All across Dhaka, Razakars were busy trying to escape the wrath of the masses. Some tried to find refuge with relatives but were immediately shown the door. Near the graves of the martyrs Faruk and Iqbal at Mouchak in Malibagh, a man in white suit and black tie, with dark glasses to boot, was on a rickshaw. Suddenly, a group of young men forced the rickshaw to a stop, pulled the man down and gave him a good beating. As it turned out, he was a Razakar who had apparently been a little too collaborative with the Pakistan army, crime that people remembered. Away in Gulistan, men of the Mukti Bahini did not lose time pouncing on an academic guilty of disseminating lies abroad on behalf of the junta, leaving him for dead. A collaborator politician, caught by the freedom fighters, had justice meted out to him. All across town, in old as well as new Dhaka, freedom fighters --- bearded and long-haired, with guns slung on their shoulders --- were returning home. Spontaneity of love was in the air as they were endlessly hugged and kissed by a grateful citizenry.
No newspapers appeared on 16 and 17 December.

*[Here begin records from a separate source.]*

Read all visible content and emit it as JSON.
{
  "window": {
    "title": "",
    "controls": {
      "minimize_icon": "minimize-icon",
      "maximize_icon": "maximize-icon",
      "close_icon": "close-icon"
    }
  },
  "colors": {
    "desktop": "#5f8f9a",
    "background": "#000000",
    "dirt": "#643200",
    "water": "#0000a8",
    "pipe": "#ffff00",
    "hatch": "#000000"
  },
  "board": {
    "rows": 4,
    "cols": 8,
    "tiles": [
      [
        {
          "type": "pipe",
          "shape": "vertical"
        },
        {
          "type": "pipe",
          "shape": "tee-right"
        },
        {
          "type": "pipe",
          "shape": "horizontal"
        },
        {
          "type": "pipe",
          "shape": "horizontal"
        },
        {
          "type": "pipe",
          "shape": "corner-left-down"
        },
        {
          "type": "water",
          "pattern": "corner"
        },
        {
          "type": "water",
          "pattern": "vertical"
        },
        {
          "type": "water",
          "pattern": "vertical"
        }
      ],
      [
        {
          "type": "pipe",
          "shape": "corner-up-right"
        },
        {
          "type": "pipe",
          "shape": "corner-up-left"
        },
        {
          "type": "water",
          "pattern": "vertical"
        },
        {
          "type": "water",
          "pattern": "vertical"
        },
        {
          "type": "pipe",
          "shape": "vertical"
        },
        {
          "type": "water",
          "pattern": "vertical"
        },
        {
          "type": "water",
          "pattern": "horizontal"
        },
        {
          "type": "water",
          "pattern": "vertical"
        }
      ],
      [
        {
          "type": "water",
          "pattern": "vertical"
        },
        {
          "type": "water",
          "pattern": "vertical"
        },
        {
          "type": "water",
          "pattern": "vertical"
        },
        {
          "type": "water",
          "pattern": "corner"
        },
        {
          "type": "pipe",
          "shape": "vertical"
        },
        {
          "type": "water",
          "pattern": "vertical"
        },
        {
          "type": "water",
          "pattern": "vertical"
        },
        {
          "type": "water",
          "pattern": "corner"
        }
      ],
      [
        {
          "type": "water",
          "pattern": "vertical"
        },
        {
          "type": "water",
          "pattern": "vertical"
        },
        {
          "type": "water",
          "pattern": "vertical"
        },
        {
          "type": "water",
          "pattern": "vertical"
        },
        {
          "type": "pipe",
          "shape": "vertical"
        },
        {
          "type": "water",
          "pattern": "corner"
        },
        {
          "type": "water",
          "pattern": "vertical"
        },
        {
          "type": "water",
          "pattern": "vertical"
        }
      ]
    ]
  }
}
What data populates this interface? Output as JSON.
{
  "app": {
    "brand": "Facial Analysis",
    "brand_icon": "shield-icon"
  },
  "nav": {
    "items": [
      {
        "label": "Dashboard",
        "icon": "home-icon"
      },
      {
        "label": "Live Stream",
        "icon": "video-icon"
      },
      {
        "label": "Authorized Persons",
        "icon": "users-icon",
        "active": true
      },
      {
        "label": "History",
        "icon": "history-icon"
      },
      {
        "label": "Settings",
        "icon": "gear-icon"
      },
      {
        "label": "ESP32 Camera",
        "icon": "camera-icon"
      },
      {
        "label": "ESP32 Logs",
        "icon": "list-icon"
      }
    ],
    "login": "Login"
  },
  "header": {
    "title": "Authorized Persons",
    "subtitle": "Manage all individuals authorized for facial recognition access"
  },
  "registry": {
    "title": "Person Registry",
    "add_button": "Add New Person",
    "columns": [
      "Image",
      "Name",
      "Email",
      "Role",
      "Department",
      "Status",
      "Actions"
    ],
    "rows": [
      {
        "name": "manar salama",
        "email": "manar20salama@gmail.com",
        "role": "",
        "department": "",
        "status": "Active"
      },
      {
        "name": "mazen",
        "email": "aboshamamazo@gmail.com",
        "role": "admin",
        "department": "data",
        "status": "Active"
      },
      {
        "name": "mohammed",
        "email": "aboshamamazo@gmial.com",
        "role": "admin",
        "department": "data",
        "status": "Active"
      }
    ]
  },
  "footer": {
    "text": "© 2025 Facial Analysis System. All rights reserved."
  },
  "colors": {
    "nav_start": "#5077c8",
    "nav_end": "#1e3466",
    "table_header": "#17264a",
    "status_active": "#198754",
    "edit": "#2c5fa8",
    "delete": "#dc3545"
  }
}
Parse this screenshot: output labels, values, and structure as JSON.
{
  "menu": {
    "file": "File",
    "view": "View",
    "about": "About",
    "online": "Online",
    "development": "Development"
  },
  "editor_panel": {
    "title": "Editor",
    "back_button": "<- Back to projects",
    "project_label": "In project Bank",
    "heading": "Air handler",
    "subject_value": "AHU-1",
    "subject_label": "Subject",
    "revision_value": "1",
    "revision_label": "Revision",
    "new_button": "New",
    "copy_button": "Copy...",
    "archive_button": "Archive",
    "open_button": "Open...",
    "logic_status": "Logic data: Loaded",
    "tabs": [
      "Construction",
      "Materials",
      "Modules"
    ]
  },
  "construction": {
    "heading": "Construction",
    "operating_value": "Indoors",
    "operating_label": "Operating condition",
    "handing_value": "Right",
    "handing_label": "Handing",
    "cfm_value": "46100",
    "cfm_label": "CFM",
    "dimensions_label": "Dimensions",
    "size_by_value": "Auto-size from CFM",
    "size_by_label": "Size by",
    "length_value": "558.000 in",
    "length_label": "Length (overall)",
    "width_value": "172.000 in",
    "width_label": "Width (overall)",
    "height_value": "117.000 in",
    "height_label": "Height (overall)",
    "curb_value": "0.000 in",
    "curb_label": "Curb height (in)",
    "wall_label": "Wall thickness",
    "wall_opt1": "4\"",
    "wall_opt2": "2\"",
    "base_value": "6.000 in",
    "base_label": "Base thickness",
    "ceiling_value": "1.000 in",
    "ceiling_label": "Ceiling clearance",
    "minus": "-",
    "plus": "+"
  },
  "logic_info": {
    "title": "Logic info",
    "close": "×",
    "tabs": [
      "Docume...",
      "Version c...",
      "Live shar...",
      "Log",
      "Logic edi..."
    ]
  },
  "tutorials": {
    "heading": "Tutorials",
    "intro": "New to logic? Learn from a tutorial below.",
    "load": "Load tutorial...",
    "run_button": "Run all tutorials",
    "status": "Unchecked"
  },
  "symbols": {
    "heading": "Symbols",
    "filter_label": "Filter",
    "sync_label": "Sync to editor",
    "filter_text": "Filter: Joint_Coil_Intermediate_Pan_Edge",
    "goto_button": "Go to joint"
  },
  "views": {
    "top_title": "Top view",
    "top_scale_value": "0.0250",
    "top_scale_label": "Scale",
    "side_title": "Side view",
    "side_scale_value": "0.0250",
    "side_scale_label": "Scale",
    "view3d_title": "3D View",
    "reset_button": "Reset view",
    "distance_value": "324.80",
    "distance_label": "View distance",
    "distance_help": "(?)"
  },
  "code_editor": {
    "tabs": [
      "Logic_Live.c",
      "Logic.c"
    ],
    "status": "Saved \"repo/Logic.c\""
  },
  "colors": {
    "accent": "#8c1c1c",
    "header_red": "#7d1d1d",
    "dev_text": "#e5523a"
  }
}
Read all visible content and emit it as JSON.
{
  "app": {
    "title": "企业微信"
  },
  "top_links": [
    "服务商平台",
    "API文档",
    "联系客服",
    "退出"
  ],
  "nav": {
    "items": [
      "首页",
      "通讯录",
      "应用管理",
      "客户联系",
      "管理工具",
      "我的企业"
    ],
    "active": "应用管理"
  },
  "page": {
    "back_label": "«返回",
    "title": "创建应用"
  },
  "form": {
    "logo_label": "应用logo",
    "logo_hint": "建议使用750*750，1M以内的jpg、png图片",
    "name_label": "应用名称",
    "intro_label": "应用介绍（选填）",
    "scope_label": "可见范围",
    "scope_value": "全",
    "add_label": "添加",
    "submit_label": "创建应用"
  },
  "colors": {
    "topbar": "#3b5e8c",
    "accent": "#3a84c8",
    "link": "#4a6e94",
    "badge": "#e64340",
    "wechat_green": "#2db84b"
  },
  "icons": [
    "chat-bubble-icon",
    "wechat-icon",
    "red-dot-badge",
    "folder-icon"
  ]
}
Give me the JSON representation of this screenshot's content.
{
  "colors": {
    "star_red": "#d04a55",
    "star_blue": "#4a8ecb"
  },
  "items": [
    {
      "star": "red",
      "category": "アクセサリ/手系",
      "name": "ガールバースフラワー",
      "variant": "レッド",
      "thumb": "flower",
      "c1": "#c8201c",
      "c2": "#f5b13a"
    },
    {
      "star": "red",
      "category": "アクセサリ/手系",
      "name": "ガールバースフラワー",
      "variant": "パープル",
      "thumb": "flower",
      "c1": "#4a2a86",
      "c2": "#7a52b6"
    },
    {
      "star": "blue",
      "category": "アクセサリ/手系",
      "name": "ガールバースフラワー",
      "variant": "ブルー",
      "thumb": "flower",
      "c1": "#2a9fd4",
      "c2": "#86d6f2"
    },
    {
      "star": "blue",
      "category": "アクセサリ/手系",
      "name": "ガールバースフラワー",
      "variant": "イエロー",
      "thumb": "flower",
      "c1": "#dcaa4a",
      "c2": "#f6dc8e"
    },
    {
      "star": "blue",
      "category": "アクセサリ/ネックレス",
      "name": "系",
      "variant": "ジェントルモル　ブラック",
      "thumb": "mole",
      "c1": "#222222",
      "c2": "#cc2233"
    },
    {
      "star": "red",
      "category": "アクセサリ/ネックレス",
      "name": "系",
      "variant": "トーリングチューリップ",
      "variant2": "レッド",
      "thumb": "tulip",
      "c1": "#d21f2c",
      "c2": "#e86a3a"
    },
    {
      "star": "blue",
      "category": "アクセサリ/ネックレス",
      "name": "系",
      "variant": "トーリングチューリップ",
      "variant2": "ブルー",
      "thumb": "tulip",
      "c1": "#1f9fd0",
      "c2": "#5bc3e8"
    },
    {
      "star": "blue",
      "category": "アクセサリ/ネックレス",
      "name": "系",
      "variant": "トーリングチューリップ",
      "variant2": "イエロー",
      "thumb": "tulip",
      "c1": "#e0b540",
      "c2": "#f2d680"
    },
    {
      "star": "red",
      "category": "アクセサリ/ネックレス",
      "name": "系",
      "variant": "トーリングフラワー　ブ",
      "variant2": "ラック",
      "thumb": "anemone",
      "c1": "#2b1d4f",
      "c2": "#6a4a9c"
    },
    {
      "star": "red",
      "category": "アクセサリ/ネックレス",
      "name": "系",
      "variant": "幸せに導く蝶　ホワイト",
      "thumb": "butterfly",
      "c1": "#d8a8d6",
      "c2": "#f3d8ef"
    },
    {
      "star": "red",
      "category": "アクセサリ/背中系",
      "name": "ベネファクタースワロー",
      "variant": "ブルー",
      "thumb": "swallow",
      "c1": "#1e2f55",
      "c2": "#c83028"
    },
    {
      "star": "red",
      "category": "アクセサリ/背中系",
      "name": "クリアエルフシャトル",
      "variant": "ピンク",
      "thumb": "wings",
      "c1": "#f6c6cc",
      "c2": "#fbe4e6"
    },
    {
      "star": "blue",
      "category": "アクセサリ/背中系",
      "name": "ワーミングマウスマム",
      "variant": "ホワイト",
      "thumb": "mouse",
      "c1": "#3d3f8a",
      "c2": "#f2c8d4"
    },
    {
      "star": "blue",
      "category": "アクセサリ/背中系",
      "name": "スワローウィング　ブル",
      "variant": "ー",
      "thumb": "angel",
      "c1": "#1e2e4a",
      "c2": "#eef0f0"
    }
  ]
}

On 18 December, a few made an appearance, with all the news of the Pakistani surrender and bearing images of Bangabandhu. A terse announcement conveyed a significant decision made by the provisional Bangladesh government: four political parties --- the Jamaat-e-Islami, Muslim League, Nezam-e-Islam, Pakistan Democratic Party --- had been proscribed in light of their collaboration with the occupation army.
Thus it was on 16 December 1971. Away in New York, Bhutto stormed out of the UN Security Council after ripping a copy of a proposed UN ceasefire resolution to shreds. In Rawalpindi, an inebriated Yahya Khan would not comprehend, until the following day, that half of his country was gone. In the evening, Pakistani television showed footage of the army surrender in Dhaka before the military clamped down on it. It did not help, for Pakistanis in Peshawar, Lahore, Karachi and elsewhere had already been stung by the images and had begun demanding that the heads of the junta roll.
On 22 December, Bangabandhu Sheikh Mujibur Rahman would be moved out of solitary confinement in Mianwali and into house arrest outside Rawalpindi. On the same day, the Mujibnagar government would come home to Dhaka, the free capital of a free country.
In our devastated land, we went about the beautiful task of weaving the many-splendoured dreams of building a secular society, of constructing an edifice of unfettered democracy, of ensuring rule of law and political accountability. We were finally people inhabiting our very own People's Republic of Bangladesh. We looked to the future.
It was thrilling to be alive. It was wonderful being witness to history.